[YOUR INSTRUCTIONS]: In the records, each line holding "icon" must be reported.

Records from a collection:
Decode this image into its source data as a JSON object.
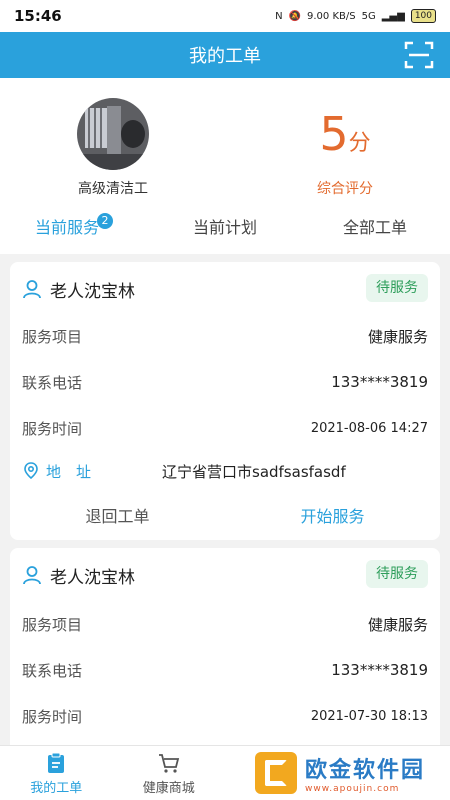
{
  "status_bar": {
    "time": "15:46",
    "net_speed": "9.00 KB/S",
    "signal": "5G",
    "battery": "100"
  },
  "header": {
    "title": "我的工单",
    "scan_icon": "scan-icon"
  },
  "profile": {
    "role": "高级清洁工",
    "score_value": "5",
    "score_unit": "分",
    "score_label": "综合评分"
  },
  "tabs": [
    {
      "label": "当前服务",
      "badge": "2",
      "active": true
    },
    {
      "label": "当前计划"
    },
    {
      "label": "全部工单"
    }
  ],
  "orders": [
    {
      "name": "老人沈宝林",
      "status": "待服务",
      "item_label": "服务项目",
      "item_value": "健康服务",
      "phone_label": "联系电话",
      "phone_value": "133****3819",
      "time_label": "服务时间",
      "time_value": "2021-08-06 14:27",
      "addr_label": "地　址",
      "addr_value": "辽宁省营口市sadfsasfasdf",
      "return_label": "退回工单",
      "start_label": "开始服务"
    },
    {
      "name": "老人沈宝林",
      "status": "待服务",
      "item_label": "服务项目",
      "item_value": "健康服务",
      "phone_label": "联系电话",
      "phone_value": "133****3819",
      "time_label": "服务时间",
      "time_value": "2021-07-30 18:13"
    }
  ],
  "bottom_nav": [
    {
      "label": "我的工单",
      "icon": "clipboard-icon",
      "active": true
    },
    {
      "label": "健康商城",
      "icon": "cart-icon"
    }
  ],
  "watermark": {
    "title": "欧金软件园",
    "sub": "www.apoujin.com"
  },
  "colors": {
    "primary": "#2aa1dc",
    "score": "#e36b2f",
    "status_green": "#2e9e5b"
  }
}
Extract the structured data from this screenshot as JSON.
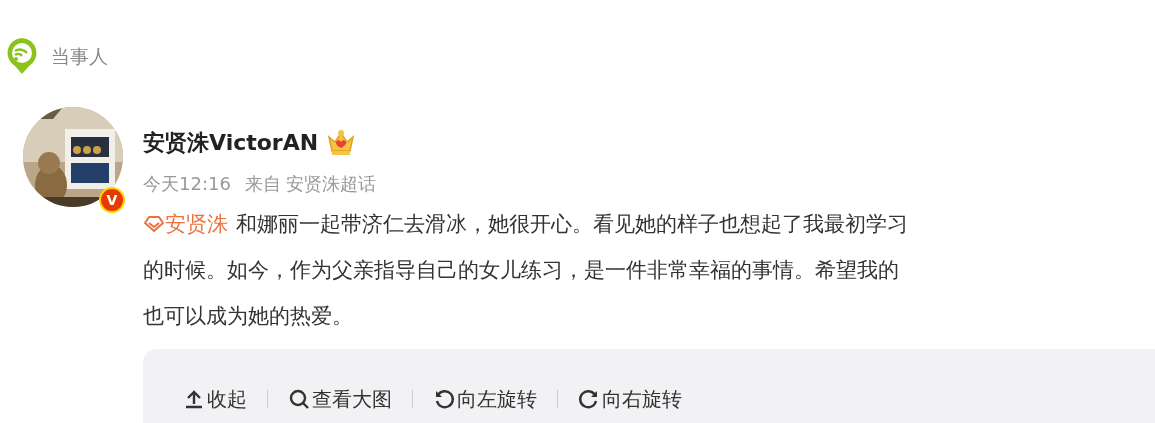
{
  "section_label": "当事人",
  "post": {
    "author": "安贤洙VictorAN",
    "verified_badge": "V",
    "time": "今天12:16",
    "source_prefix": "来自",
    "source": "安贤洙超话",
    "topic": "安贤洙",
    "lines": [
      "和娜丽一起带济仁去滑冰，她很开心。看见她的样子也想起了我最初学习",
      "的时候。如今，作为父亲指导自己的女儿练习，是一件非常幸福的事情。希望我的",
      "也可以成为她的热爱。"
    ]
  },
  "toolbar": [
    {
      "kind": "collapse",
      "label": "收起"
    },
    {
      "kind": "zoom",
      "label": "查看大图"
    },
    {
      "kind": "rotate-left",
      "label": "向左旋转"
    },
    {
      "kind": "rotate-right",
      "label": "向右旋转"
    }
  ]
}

[REPLY]:
    "scan_icon": "scan-icon"
      "icon": "clipboard-icon",
      "icon": "cart-icon"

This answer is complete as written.